• _Your assignment_:
Every entry needs to be reproduced exactly.

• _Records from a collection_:
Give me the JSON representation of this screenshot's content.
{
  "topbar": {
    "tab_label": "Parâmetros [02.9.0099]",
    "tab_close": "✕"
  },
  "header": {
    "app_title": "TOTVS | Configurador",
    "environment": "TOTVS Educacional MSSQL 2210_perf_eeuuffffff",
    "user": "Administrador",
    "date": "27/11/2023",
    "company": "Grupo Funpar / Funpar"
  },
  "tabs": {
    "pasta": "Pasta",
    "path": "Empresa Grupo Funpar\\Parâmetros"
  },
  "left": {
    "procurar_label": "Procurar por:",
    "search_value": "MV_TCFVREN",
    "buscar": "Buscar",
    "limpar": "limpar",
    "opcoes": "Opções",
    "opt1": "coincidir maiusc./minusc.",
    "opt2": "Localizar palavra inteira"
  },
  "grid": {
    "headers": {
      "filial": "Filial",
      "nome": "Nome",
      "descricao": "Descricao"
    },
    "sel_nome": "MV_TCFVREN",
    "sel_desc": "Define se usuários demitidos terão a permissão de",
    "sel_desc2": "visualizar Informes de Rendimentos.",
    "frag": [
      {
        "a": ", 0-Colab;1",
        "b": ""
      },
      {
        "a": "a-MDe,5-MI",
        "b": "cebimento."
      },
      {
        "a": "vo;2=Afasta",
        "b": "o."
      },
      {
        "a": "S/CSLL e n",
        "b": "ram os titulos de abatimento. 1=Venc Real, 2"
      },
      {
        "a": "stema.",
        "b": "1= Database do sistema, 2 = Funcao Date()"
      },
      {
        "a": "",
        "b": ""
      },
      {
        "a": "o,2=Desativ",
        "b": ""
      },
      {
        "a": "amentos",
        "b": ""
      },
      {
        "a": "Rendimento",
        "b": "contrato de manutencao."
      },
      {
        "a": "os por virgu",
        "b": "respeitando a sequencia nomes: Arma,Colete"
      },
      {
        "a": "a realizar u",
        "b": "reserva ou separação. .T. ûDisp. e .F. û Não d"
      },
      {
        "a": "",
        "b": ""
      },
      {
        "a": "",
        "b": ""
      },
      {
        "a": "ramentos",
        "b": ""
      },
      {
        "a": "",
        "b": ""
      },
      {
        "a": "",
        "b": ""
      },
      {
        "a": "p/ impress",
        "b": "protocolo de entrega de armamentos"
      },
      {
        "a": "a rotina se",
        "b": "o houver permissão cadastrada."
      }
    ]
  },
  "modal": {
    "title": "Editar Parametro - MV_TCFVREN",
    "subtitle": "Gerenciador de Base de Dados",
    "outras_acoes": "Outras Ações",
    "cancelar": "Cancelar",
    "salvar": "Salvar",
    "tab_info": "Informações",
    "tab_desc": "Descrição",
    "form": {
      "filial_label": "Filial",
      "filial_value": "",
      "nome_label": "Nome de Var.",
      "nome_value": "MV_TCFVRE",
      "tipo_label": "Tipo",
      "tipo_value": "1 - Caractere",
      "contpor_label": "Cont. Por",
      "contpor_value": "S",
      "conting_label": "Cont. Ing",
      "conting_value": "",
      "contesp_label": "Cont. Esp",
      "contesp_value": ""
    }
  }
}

• _Answer section_:
Give me the JSON representation of this screenshot's content.
{
  "topbar": {
    "tab_label": "Parâmetros [02.9.0099]",
    "tab_close": "✕"
  },
  "header": {
    "app_title": "TOTVS | Configurador",
    "environment": "TOTVS Educacional MSSQL 2210_perf_eeuuffffff",
    "user": "Administrador",
    "date": "27/11/2023",
    "company": "Grupo Funpar / Funpar"
  },
  "tabs": {
    "pasta": "Pasta",
    "path": "Empresa Grupo Funpar\\Parâmetros"
  },
  "left": {
    "procurar_label": "Procurar por:",
    "search_value": "MV_TCFVREN",
    "buscar": "Buscar",
    "limpar": "limpar",
    "opcoes": "Opções",
    "opt1": "coincidir maiusc./minusc.",
    "opt2": "Localizar palavra inteira"
  },
  "grid": {
    "headers": {
      "filial": "Filial",
      "nome": "Nome",
      "descricao": "Descricao"
    },
    "sel_nome": "MV_TCFVREN",
    "sel_desc": "Define se usuários demitidos terão a permissão de",
    "sel_desc2": "visualizar Informes de Rendimentos.",
    "frag": [
      {
        "a": ", 0-Colab;1",
        "b": ""
      },
      {
        "a": "a-MDe,5-MI",
        "b": "cebimento."
      },
      {
        "a": "vo;2=Afasta",
        "b": "o."
      },
      {
        "a": "S/CSLL e n",
        "b": "ram os titulos de abatimento. 1=Venc Real, 2"
      },
      {
        "a": "stema.",
        "b": "1= Database do sistema, 2 = Funcao Date()"
      },
      {
        "a": "",
        "b": ""
      },
      {
        "a": "o,2=Desativ",
        "b": ""
      },
      {
        "a": "amentos",
        "b": ""
      },
      {
        "a": "Rendimento",
        "b": "contrato de manutencao."
      },
      {
        "a": "os por virgu",
        "b": "respeitando a sequencia nomes: Arma,Colete"
      },
      {
        "a": "a realizar u",
        "b": "reserva ou separação. .T. ûDisp. e .F. û Não d"
      },
      {
        "a": "",
        "b": ""
      },
      {
        "a": "",
        "b": ""
      },
      {
        "a": "ramentos",
        "b": ""
      },
      {
        "a": "",
        "b": ""
      },
      {
        "a": "",
        "b": ""
      },
      {
        "a": "p/ impress",
        "b": "protocolo de entrega de armamentos"
      },
      {
        "a": "a rotina se",
        "b": "o houver permissão cadastrada."
      }
    ]
  },
  "modal": {
    "title": "Editar Parametro - MV_TCFVREN",
    "subtitle": "Gerenciador de Base de Dados",
    "outras_acoes": "Outras Ações",
    "cancelar": "Cancelar",
    "salvar": "Salvar",
    "tab_info": "Informações",
    "tab_desc": "Descrição",
    "form": {
      "filial_label": "Filial",
      "filial_value": "",
      "nome_label": "Nome de Var.",
      "nome_value": "MV_TCFVRE",
      "tipo_label": "Tipo",
      "tipo_value": "1 - Caractere",
      "contpor_label": "Cont. Por",
      "contpor_value": "S",
      "conting_label": "Cont. Ing",
      "conting_value": "",
      "contesp_label": "Cont. Esp",
      "contesp_value": ""
    }
  }
}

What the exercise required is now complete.